• AIM OF THE EXERCISE
Tell how many lines in the data below hold the string "this"; give nothing but the number.

● ● ● ●

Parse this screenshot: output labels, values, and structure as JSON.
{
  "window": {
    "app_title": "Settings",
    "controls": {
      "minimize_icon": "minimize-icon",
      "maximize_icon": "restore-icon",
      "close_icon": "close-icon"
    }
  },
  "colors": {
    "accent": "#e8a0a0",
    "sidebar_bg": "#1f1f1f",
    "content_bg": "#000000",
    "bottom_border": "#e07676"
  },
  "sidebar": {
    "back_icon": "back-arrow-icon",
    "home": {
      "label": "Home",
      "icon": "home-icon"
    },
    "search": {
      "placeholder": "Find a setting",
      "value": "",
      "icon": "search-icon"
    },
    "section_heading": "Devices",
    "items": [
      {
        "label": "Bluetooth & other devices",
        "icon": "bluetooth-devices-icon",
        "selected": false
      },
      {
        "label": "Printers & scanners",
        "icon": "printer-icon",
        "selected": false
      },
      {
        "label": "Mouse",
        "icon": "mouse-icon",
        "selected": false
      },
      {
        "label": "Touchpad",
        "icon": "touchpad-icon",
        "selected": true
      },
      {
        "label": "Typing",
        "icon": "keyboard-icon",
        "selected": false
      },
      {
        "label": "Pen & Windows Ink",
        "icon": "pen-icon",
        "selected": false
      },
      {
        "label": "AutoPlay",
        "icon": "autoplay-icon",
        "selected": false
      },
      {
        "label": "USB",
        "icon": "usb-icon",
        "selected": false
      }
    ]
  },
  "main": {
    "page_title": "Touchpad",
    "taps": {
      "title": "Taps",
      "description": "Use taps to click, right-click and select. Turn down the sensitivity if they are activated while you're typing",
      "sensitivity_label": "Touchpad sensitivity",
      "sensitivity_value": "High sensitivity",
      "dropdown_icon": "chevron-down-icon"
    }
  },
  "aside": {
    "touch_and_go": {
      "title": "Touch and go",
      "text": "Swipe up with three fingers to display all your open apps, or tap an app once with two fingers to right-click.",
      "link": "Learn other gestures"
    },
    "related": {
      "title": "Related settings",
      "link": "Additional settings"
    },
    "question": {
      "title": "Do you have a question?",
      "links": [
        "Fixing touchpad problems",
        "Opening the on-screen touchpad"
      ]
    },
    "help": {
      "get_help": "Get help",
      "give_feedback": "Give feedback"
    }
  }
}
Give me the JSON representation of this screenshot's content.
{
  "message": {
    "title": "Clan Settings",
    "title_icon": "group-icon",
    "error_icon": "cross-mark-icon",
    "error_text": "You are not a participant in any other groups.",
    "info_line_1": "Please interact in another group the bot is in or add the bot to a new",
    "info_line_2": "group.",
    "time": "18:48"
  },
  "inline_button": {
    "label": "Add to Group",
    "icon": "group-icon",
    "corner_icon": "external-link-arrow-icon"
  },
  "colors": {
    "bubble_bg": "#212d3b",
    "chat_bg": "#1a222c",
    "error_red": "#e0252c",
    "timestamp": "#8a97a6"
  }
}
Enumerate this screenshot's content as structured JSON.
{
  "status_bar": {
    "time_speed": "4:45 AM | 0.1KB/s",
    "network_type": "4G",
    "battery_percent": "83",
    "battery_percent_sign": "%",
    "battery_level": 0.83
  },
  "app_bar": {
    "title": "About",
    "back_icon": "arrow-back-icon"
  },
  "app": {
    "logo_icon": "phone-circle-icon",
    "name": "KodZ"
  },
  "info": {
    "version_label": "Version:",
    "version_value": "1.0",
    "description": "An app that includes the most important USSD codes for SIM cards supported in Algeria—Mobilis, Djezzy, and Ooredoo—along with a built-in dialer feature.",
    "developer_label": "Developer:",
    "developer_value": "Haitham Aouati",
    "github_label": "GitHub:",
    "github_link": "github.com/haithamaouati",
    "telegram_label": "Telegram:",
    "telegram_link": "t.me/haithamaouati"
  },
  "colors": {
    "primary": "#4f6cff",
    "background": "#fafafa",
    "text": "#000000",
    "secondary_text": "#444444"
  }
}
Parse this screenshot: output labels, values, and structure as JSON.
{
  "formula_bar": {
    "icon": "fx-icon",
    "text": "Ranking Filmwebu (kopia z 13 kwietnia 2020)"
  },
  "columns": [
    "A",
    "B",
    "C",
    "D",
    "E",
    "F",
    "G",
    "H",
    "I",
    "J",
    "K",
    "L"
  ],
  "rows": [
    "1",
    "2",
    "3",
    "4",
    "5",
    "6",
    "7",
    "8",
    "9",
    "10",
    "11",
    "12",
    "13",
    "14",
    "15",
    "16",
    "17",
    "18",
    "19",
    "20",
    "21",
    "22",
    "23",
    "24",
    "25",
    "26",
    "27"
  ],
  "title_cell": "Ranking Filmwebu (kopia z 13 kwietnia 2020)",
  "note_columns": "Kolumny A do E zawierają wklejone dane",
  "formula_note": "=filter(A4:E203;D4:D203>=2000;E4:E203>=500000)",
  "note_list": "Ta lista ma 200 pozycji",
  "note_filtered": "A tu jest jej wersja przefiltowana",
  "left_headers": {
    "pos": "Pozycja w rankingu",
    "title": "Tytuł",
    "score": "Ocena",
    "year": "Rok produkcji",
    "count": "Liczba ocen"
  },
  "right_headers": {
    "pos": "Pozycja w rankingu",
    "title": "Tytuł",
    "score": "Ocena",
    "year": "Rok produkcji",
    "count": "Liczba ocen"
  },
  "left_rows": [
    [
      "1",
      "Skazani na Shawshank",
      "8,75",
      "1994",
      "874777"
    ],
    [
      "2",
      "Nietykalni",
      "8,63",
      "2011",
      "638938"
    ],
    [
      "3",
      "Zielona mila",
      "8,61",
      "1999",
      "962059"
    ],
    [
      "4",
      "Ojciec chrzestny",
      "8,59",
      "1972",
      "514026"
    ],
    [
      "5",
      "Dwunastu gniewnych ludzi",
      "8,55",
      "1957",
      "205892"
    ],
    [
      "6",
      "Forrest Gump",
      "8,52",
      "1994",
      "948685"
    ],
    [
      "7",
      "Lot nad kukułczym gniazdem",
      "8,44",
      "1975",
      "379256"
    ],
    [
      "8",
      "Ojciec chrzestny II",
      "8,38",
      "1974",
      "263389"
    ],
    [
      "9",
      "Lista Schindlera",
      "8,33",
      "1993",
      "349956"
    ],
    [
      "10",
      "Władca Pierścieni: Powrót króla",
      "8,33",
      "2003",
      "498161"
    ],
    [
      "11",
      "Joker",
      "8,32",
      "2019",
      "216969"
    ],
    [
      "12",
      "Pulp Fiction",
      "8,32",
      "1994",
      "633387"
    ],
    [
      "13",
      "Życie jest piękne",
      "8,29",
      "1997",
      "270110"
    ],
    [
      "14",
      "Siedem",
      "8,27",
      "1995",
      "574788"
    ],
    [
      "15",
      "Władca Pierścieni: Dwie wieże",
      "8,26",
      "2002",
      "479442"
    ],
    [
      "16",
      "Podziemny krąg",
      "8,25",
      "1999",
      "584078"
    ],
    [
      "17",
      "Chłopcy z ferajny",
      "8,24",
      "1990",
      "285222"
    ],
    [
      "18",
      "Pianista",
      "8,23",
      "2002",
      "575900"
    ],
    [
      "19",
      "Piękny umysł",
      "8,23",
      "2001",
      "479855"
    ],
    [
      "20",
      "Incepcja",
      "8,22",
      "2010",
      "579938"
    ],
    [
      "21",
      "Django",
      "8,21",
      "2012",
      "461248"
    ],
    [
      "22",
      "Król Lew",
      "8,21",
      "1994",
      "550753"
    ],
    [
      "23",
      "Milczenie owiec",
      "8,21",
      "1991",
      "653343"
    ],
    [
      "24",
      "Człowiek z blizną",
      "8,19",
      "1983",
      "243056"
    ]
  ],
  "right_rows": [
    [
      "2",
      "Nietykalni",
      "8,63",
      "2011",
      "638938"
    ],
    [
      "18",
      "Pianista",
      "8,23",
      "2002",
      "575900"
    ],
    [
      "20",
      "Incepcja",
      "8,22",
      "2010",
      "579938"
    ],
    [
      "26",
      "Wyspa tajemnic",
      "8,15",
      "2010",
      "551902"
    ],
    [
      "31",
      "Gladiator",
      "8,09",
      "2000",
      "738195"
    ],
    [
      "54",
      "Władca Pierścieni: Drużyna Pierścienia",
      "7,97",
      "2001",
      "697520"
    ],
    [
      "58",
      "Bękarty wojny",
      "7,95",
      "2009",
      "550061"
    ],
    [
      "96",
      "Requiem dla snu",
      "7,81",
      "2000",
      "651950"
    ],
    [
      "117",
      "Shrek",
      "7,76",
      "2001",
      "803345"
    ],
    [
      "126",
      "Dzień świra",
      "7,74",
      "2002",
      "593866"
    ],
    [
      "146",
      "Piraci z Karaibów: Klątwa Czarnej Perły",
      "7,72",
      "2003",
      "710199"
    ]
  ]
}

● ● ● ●

• WRITTEN SOLUTION
4